Salicornia, also called samphire, is a “wild”plant. It grows in the salted meadows covered by the sea at very high tides such as the mud flats of Somme Bay
Its main morphological characteristic: a succession of cylindrical bulges which fit one into another. The name “Cornichon marin” (“salt horn”) used to refer to its adaptation to the presence of salt. Salicornia soaks up fresh water (approximately 90%) which gives it this plump and succulent aspect. This plant is said to be halophilic which means it likes salty soil.
When to collect it?
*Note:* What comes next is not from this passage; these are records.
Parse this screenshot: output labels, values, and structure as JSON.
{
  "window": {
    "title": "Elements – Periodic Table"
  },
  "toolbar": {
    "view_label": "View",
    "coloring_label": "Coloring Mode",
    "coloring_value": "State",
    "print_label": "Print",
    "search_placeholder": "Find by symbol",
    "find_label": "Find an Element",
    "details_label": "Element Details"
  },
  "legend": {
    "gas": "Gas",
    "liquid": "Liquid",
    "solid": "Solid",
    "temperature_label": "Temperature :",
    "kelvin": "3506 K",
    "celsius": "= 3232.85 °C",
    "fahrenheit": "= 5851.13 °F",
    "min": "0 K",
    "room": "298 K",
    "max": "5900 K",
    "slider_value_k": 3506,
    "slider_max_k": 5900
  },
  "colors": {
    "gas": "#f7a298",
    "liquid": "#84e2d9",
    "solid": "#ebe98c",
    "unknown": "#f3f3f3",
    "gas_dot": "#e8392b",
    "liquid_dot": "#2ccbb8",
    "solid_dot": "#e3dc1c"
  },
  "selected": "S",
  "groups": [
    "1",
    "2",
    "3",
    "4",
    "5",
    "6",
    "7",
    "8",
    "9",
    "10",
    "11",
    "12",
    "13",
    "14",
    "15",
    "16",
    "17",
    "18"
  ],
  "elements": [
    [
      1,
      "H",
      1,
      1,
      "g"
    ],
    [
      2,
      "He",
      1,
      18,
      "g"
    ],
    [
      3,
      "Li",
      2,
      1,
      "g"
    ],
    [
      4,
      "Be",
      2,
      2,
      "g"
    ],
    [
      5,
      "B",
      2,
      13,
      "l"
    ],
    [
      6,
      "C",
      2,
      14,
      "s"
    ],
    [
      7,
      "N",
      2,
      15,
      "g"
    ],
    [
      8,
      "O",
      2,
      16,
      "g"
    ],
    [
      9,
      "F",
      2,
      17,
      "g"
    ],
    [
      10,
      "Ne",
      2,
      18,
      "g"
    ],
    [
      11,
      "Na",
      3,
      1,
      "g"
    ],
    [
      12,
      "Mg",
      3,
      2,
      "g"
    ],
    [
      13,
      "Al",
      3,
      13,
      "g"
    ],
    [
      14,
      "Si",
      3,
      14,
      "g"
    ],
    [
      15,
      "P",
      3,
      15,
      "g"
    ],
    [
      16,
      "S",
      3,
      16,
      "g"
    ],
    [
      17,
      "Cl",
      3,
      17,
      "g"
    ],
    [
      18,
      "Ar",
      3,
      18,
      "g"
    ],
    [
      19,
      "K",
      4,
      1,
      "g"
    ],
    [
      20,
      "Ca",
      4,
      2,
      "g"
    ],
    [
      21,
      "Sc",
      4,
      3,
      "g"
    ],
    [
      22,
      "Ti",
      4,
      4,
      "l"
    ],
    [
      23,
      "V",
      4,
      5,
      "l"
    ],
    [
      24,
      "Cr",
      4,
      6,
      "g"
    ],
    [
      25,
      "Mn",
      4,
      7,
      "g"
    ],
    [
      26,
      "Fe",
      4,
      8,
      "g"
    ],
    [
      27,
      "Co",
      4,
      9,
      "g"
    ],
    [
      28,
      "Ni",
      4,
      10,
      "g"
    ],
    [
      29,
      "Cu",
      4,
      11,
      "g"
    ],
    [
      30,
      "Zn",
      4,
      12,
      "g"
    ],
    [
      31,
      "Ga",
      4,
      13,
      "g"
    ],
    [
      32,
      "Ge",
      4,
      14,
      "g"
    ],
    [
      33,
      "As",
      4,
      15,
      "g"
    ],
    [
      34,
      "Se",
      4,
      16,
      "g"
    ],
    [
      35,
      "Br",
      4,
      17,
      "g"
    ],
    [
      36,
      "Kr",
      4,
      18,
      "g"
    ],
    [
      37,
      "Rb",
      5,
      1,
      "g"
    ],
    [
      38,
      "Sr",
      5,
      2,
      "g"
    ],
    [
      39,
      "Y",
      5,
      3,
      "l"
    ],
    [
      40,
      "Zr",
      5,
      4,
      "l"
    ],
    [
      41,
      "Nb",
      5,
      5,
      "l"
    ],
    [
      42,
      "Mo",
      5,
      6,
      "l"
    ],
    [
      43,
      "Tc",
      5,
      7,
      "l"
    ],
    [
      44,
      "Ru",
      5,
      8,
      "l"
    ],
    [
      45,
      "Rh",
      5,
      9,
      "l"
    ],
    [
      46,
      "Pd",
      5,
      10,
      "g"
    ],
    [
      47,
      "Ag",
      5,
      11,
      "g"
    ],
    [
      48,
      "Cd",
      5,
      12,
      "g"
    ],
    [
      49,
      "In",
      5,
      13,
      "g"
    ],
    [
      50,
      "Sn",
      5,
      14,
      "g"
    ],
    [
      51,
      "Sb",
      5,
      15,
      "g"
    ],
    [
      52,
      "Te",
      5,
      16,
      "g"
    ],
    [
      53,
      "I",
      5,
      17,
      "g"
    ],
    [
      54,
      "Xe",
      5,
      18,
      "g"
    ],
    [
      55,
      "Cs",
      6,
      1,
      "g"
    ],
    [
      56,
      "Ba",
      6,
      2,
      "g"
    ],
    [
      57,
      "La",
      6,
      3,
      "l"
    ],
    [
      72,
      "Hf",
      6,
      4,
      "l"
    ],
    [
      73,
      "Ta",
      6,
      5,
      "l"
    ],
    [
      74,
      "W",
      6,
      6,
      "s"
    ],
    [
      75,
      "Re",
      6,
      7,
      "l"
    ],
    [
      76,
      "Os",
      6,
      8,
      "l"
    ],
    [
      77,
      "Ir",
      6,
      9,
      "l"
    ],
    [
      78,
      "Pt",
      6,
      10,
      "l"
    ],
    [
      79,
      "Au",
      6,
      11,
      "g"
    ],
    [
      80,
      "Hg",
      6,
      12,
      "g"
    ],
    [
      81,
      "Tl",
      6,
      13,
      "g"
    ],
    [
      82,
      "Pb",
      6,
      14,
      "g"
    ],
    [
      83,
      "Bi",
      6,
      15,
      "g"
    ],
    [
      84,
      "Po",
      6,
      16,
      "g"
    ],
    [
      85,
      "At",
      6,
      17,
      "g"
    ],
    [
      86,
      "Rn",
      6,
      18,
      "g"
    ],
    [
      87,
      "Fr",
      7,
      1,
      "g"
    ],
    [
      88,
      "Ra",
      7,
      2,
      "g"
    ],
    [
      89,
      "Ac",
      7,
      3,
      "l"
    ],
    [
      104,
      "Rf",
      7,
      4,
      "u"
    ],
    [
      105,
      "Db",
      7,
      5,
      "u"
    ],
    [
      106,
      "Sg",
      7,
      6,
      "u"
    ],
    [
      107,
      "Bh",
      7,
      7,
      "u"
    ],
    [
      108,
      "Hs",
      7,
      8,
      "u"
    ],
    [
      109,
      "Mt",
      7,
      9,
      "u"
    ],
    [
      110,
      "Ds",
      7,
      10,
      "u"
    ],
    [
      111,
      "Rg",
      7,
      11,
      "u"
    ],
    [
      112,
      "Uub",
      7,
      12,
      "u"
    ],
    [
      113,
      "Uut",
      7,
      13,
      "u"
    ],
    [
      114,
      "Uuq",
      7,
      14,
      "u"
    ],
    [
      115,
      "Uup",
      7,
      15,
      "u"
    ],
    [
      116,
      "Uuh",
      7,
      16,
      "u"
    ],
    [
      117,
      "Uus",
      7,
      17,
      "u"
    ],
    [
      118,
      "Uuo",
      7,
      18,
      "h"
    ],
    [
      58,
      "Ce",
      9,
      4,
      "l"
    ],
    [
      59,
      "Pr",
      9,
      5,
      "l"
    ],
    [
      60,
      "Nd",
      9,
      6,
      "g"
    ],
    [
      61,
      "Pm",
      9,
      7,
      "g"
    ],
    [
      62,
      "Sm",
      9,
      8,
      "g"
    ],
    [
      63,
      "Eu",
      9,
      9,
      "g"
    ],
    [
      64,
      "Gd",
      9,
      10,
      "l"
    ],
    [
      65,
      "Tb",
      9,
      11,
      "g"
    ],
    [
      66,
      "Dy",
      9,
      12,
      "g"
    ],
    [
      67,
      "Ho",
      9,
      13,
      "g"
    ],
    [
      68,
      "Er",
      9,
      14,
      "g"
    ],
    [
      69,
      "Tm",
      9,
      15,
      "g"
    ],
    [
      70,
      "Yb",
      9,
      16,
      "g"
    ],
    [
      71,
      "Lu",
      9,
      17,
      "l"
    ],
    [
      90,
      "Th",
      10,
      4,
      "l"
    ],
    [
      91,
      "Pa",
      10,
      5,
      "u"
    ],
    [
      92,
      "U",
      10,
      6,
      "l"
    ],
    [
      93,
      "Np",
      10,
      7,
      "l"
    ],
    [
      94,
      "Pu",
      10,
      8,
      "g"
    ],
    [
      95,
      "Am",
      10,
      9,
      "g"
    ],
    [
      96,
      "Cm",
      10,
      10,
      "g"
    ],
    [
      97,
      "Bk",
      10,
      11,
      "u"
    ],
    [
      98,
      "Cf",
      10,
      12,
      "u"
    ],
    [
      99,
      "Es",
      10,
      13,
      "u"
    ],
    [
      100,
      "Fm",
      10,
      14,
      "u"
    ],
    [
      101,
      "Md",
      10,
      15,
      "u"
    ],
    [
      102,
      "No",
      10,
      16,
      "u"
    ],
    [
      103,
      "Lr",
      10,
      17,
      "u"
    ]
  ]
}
It is collected when the plant is still young: as soon as the first internodes are formed, that is to say between the end of May and the end of September, it then measures 6 to 8cm high at the most and has a green and tender aspect.
An ancestral exploitation
The gathering of salicornia is a several-decade-long tradition: it is fully part of the activities of the “fishermen on foot”, in the same way as cultivated mussels or cockles.
It is not only used for the sole purpose of being eaten (vegetables, preserves) but also to industrial (soap, soda, glass) and therapeutic (vitamin C) ends. Somme bay accounts for 90% of the national production with 400 to 500 tons of salicornia gathered each year.
At a time of ‘nouvelle cuisine’ (new cuisine), a natural, biological and original product…
Salicornia enjoys the image of a natural, biological and original product. It is diuretic, rich in iodine, phosphorus, calcium, silica, zinc, manganese as well as in vitamins A, C and D.
Salicornia is cooked as a condiment like gherkins and preserved in vinegar (sometimes it is also called “pickleweed”). It is also used as a vegetable: the green and tender ends are used in salads or are cooked like French beans and steamed.
Let’s have a look at a few recipes
Sort the salicornias out. Then cut the hard part of the foot, plunge them into a sink and rinse them thoroughly in clear water. This operation consists in removing the sand and desalting the salicornias. Drain them and then mop them up. In a stockpot, bring water to the boil and throw the salicornia in it. Bring it to the boil again and then let them cook for 3 to 4 minutes. Drain them. Savour them with a small knob of butter or crème fraîche.
Expert advice: Do not salt it, it is already iodized.
From the end of May to July, you will be able to savour it fresh; you will find it at the fishmonger’s and on the menus of some restaurants
As for the rest of the year, buy a jar of Salicornia in one of the shops selling local products.